'Mediation Isn't being taken seriously'
Insincere litigants and professionals who fail to take the process seriously are said to be hampering the development of mediation as a way of settling disputes without needing to go to court.
Some parties go through mediation to satisfy the court, then go to court anyway, says the head of an office set up to promote the process.
And a specialist in dispute resolution suspects many professionals take mediation courses just to earn an extra title and more money without really believing in the process.
Results are confidential, but estimates of the success rate of mediation, which has been promoted in Hong Kong since the launch of civil justice reform in 2009, range from half to just over two-thirds.
Chan Bing-woon, chairman of the Joint Mediation Helpline Office, said the rate could be higher if it was not dragged down by those who were insincere about resolving disputes outside court. He said some were simply trying to avoid being penalised by the court for not entering the process.
Chan, who puts the success rate at about 50 per cent, says he isn't unhappy with it given the process's relatively short history in the city. Meanwhile, the Hong Kong Mediation Centre - one of several legal and professional groups that helped set up the helpline office last year - puts the rate at about 70 per cent.
Chinese University law professor Sarah Hilmer, who specialises in international commercial dispute resolution, agreed mediation would not be appropriate if parties were not committed to the process, or attended in bad faith or had unreasonable expectations about the outcome.
'But the question is, what does 'success rate' mean?' she asked.
'Does it mean a settlement agreement has been reached by the parties at the end of the mediation?
'Or does it mean the parties reached a partial agreement of the issues in dispute?

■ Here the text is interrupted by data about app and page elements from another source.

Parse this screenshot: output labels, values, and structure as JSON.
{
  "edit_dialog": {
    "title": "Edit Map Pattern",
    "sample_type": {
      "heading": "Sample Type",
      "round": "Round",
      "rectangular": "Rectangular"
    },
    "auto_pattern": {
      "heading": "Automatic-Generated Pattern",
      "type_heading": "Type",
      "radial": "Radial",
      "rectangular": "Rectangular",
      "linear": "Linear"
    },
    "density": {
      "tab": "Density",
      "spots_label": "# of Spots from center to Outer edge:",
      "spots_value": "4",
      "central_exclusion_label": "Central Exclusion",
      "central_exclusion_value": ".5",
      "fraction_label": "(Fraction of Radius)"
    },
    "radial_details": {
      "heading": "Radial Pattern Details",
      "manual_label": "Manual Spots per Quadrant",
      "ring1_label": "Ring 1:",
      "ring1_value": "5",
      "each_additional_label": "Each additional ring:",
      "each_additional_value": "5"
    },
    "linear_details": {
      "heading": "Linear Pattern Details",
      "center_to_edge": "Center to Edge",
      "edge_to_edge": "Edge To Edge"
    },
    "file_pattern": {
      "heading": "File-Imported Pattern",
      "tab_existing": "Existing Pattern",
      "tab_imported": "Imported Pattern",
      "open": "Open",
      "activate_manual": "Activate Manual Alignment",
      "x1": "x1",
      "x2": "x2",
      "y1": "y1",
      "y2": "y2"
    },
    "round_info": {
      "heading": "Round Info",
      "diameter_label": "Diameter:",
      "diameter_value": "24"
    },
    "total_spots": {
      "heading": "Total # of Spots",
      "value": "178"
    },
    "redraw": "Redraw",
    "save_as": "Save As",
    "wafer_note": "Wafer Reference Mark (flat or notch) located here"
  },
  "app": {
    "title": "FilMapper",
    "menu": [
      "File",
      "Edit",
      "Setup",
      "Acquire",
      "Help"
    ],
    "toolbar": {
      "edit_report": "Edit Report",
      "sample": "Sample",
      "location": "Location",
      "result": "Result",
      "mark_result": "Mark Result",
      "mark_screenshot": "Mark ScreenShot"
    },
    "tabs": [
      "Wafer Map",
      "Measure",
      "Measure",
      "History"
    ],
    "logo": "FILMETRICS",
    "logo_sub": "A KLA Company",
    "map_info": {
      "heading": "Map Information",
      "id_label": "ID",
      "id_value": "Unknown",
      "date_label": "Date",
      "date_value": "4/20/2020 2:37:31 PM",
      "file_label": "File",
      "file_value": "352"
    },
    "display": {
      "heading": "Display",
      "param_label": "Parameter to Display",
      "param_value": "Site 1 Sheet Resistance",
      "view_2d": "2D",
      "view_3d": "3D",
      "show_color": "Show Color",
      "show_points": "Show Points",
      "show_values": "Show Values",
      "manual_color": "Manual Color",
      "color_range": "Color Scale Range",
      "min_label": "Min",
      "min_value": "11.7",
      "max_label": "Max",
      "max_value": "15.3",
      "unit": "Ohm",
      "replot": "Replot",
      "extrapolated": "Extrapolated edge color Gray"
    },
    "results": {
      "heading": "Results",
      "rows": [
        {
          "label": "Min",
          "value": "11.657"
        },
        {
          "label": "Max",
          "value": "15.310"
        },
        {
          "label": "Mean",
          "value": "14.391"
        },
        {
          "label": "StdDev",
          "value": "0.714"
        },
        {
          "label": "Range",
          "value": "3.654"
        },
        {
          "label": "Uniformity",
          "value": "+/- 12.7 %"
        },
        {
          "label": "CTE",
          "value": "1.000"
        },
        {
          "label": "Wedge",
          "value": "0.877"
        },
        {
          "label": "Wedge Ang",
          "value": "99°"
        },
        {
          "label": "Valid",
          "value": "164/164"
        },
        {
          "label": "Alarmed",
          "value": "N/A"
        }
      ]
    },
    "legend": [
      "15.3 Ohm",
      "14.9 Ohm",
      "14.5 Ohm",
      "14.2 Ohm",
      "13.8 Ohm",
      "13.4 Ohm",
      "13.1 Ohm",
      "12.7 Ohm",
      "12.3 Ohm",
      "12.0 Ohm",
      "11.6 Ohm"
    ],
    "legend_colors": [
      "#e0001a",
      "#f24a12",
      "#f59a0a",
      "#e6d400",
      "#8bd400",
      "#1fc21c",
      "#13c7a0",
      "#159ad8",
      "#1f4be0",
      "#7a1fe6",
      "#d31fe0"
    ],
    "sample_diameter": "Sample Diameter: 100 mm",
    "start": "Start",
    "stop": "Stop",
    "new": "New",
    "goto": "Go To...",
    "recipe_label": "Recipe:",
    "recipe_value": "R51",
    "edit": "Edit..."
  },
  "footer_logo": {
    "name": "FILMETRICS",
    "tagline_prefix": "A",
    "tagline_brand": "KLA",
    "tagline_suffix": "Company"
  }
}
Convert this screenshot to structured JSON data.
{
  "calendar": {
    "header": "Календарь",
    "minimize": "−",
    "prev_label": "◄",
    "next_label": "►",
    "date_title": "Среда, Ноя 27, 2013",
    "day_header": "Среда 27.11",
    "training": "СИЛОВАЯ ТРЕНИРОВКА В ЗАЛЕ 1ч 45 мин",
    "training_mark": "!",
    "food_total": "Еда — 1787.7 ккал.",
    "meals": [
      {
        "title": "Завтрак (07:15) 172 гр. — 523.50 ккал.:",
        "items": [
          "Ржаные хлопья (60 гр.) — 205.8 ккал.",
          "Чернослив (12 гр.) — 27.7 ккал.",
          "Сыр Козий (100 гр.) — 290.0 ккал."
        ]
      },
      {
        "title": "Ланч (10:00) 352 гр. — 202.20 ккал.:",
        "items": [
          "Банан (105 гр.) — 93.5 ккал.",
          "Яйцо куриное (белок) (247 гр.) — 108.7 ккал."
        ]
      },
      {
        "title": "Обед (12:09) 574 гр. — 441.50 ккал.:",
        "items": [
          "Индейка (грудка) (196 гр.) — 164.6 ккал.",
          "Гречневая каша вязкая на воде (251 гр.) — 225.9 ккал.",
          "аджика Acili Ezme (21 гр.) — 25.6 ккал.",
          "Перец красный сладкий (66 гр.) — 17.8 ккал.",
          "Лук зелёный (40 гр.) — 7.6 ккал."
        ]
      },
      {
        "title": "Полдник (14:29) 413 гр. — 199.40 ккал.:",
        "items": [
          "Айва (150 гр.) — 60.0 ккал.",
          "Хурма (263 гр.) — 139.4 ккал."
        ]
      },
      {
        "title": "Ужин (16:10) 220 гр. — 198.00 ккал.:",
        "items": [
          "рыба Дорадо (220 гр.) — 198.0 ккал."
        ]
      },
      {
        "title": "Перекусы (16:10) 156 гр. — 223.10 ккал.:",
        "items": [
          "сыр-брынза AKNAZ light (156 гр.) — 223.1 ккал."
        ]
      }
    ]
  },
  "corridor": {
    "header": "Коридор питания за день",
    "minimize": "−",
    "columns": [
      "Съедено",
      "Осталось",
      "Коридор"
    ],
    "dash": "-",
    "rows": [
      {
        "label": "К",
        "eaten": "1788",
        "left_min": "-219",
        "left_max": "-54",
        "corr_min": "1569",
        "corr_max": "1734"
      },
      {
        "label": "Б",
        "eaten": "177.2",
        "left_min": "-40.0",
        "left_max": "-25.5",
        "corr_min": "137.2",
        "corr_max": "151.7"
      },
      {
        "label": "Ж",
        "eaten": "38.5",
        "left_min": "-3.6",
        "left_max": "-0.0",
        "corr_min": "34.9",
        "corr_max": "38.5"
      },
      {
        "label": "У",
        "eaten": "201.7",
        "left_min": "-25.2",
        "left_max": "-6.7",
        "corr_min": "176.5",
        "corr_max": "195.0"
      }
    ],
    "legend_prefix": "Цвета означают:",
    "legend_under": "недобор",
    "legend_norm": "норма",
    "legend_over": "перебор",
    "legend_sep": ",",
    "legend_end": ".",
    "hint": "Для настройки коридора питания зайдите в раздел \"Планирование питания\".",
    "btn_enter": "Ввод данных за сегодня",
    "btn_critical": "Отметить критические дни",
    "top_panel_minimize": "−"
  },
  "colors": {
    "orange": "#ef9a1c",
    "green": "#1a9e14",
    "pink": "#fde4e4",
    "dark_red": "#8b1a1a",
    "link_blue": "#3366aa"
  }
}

'Or does it mean the parties reached no agreement, but a better understanding of where the other party is coming from, or that they agreed to select another alternative dispute resolution process?'
Hilmer said organisations and government departments supported and actively encouraged mediation development, but individual lay people were less enthusiastic.
She said the success rate of voluntary mediation in New South Wales, Australia, was about 85 per cent - similar to that in the US.
This was due to the longer history of mediation in the West, which started in the 1970s.
Professor Hilmer was also sceptical about the quality of mediators in Hong Kong, noting they come from a variety of backgrounds including engineering, teaching and business. Some were lawyers and social workers.
'A well-trained mediator is the key to a potentially successful mediation,' she said.
'At the moment, it seems many professionals undertake mediation courses to carry an extra title and earn extra money without seeing the real benefit in such a process - or even worse, not believing in mediation from the outset.'
In his speech at the start of the legal year, Chief Justice Geoffrey Ma Tao-li said more lawyers were embracing the alternative way of settling disputes and he was pleased with the progress of the reform.
Even though mediation is officially regarded as voluntary, parties who refuse mediation or other dispute resolution mechanisms without reason can be penalised with adverse costs even they win in court.
The caseload of civil disputes handled by the District Court was 23,260 last year, down 15 per cent from 2009 and 18 per cent from 2008.
The approximate starting price per hour, in Hong Kong dollars, for mediation services. For complex matters, the fee may exceed HK$6,000